Lord Jim (1965, Peter O'Toole, James Mason). After being discredited as a coward, a 19th century seaman (O'Toole) lives for only one purpose: to redeem himself. Based on Joseph Conrad's novel written in 1900. Directed by Richard Brooks.
The Nebraskan (1953, Philip Carey, Roberta Haynes). Trying to make peace with the Nebraska Sioux leads frontier scout Wade Harper (Carey) through many perils. Directed by Fred F. Sears.
Oklahoma Crude (1973, George C. Scott, Faye Dunaway). It's oil boom time in Oklahoma and Lena Doyle (Dunaway), a hard-bitten, cyncial feminist has a fight on her hands: the big oil companies don't like the fact that she's working a potentially profitable wildcat rig. Directed by Stanley Kramer.
Time Out for Rhythm (1941, Rudy Vallee, Ann Miller). Kitty Brown (Miller), the maid of Frances Lewis (Rosemary Brown), a nightclub star, gets after Frances' fiancÚ. With the Three Stooges in support. Director by Sidney Salkow.
A Tornado in the Saddle (1942, Russell Hayden, Dub Taylor). Cannonball (Taylor) has to reveal the location to outlaws when he loses gold nuggets of a golf mine he discovered. Directed by William Berke.
The World Was His Jury (1958, Edmond O'Brien, Mona Freeman). Defense Attorney (O'Brien) has a lot of work to clear his naval client. Directed by Fred F. Sears.
Wyoming Renegades (1954, Philip Carey, Gene Evans). Brady Sutton returns from three years in prison and tries to go straight. Directed by Fred F. Sears.
For Release on September 4th:
Among the Missing (1934, Richard Cromwell). Story of an old woman who is fed up with her family, so she leaves them and becomes a cook in the home of a respectable dealer of antiques who also happens to be the local jewel thief. Directed by Albert Rogell.
And Baby Makes Three (1949, Barbara Hale). Family comedy has Barbara Hale about to be married a second time when things begin to get complicated. Directed by Henry Levin.
The Golden Decade of Baseball - Part 1, Part 2
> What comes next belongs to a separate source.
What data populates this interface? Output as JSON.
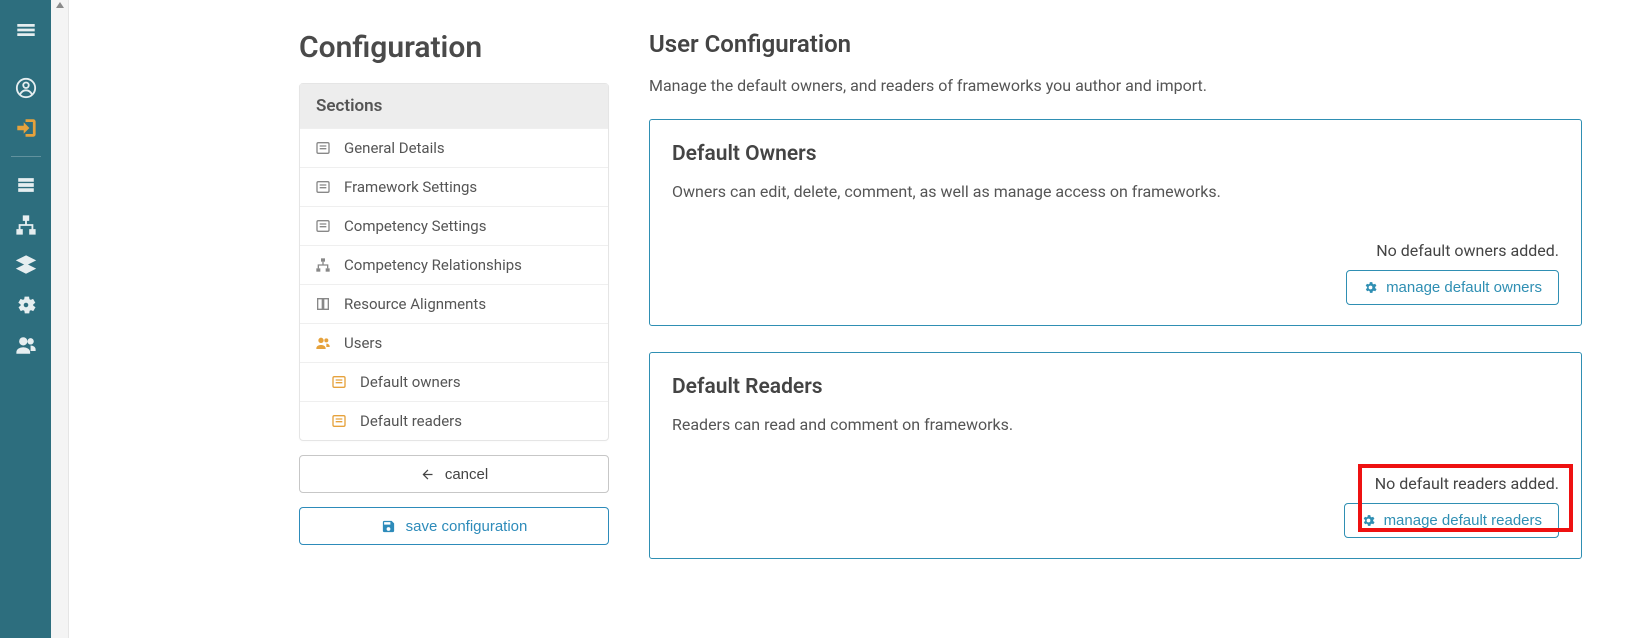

The Old Dark House (1963, Tom Poston, Robert Morley). An American who sells cars in England receives a mysterious invitation from an old, excentric millionaire to visit his house in which he lives with his twin brother. Directed by William Castle.
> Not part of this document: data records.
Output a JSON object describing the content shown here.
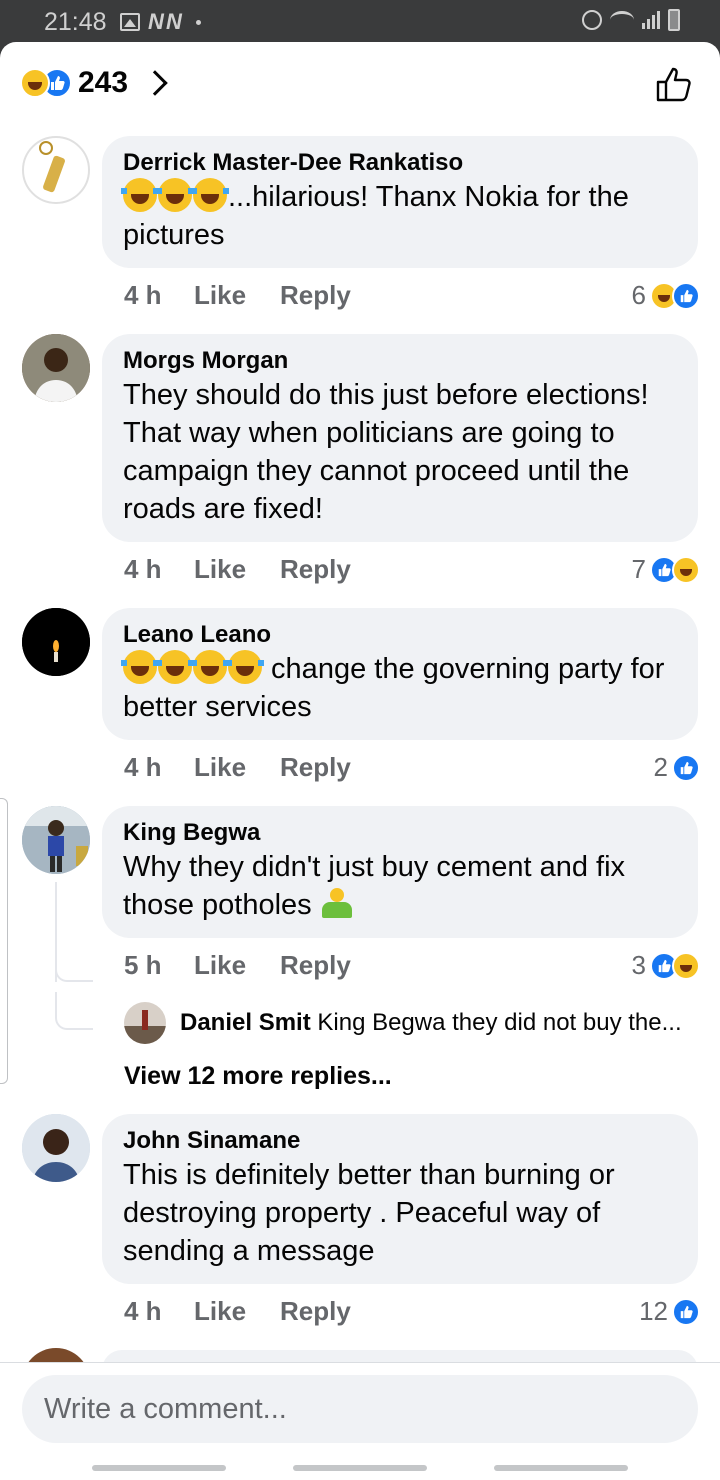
{
  "status_bar": {
    "time": "21:48",
    "carrier_icons": "N N"
  },
  "header": {
    "reaction_count": "243"
  },
  "comments": [
    {
      "author": "Derrick Master-Dee Rankatiso",
      "text": "...hilarious! Thanx Nokia for the pictures",
      "time": "4 h",
      "like": "Like",
      "reply": "Reply",
      "reaction_count": "6"
    },
    {
      "author": "Morgs Morgan",
      "text": "They should do this just before elections! That way when politicians are going to campaign they cannot proceed until the roads are fixed!",
      "time": "4 h",
      "like": "Like",
      "reply": "Reply",
      "reaction_count": "7"
    },
    {
      "author": "Leano Leano",
      "text": " change the governing party for better services",
      "time": "4 h",
      "like": "Like",
      "reply": "Reply",
      "reaction_count": "2"
    },
    {
      "author": "King Begwa",
      "text": "Why they didn't just buy cement and fix those potholes ",
      "time": "5 h",
      "like": "Like",
      "reply": "Reply",
      "reaction_count": "3"
    },
    {
      "author": "John Sinamane",
      "text": "This is definitely better than burning or destroying property . Peaceful way of sending a message",
      "time": "4 h",
      "like": "Like",
      "reply": "Reply",
      "reaction_count": "12"
    }
  ],
  "reply_preview": {
    "author": "Daniel Smit",
    "text": "King Begwa they did not buy the..."
  },
  "view_more": "View 12 more replies...",
  "composer": {
    "placeholder": "Write a comment..."
  },
  "colors": {
    "like_blue": "#1877f2",
    "bubble": "#f0f2f5",
    "secondary_text": "#65676b",
    "haha_yellow": "#f7c325"
  }
}
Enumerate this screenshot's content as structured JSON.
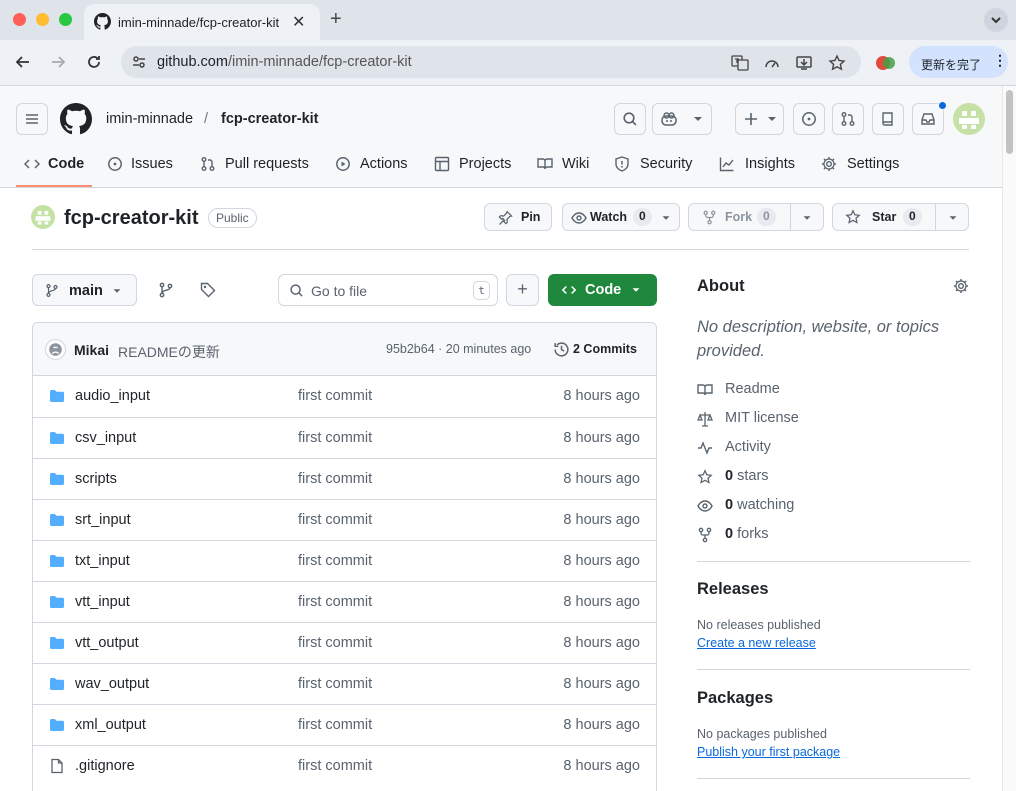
{
  "browser": {
    "tab_title": "imin-minnade/fcp-creator-kit",
    "url_host": "github.com",
    "url_path": "/imin-minnade/fcp-creator-kit",
    "update_label": "更新を完了",
    "update_menu": "⋮"
  },
  "header": {
    "owner": "imin-minnade",
    "separator": "/",
    "repo": "fcp-creator-kit"
  },
  "tabs": [
    {
      "label": "Code",
      "icon": "code-icon",
      "selected": true
    },
    {
      "label": "Issues",
      "icon": "issue-icon"
    },
    {
      "label": "Pull requests",
      "icon": "pull-request-icon"
    },
    {
      "label": "Actions",
      "icon": "play-icon"
    },
    {
      "label": "Projects",
      "icon": "table-icon"
    },
    {
      "label": "Wiki",
      "icon": "book-icon"
    },
    {
      "label": "Security",
      "icon": "shield-icon"
    },
    {
      "label": "Insights",
      "icon": "graph-icon"
    },
    {
      "label": "Settings",
      "icon": "gear-icon"
    }
  ],
  "repo_title": {
    "name": "fcp-creator-kit",
    "visibility": "Public",
    "pin_label": "Pin",
    "watch_label": "Watch",
    "watch_count": "0",
    "fork_label": "Fork",
    "fork_count": "0",
    "star_label": "Star",
    "star_count": "0"
  },
  "file_nav": {
    "branch": "main",
    "search_placeholder": "Go to file",
    "search_shortcut": "t",
    "add_label": "+",
    "code_label": "Code"
  },
  "commit": {
    "author": "Mikai",
    "message": "READMEの更新",
    "sha_time": "95b2b64 · 20 minutes ago",
    "commits_label": "2 Commits"
  },
  "files": [
    {
      "name": "audio_input",
      "type": "dir",
      "message": "first commit",
      "time": "8 hours ago"
    },
    {
      "name": "csv_input",
      "type": "dir",
      "message": "first commit",
      "time": "8 hours ago"
    },
    {
      "name": "scripts",
      "type": "dir",
      "message": "first commit",
      "time": "8 hours ago"
    },
    {
      "name": "srt_input",
      "type": "dir",
      "message": "first commit",
      "time": "8 hours ago"
    },
    {
      "name": "txt_input",
      "type": "dir",
      "message": "first commit",
      "time": "8 hours ago"
    },
    {
      "name": "vtt_input",
      "type": "dir",
      "message": "first commit",
      "time": "8 hours ago"
    },
    {
      "name": "vtt_output",
      "type": "dir",
      "message": "first commit",
      "time": "8 hours ago"
    },
    {
      "name": "wav_output",
      "type": "dir",
      "message": "first commit",
      "time": "8 hours ago"
    },
    {
      "name": "xml_output",
      "type": "dir",
      "message": "first commit",
      "time": "8 hours ago"
    },
    {
      "name": ".gitignore",
      "type": "file",
      "message": "first commit",
      "time": "8 hours ago"
    }
  ],
  "about": {
    "title": "About",
    "description": "No description, website, or topics provided.",
    "readme": "Readme",
    "license": "MIT license",
    "activity": "Activity",
    "stars_count": "0",
    "stars_label": " stars",
    "watching_count": "0",
    "watching_label": " watching",
    "forks_count": "0",
    "forks_label": " forks"
  },
  "releases": {
    "title": "Releases",
    "note": "No releases published",
    "link": "Create a new release"
  },
  "packages": {
    "title": "Packages",
    "note": "No packages published",
    "link": "Publish your first package"
  },
  "colors": {
    "accent_green": "#1f883d",
    "link_blue": "#0969da",
    "folder_blue": "#54aeff",
    "tab_underline": "#fd8c73"
  }
}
Safari (1956, Victor Mature, Janet Leigh). Victor Mature's safari takes on a new and fierce dimension when his son is killed. Add to this an irritating millionaire who, together with his wife comes to Africa to hunt lions, and seeks out Mature to be his guide. Directed by Terence Young.
Zotz! (1962, Tom Poston, Jim Backus). Jonathan Jones (Poston) a professor of ancient languages, comes into possession of an ancient coin. He translates its inscription, which gives him three powers: to inflict pain, slow down time or kill. Soon, he's pursued by enemy spies who have learned about the magic coin. Directed by William Castle.
Well, once again, that's our latest edition of the Classic Hollywood MOD column for the week here on The Digital Bits. I'll be back again this coming Friday.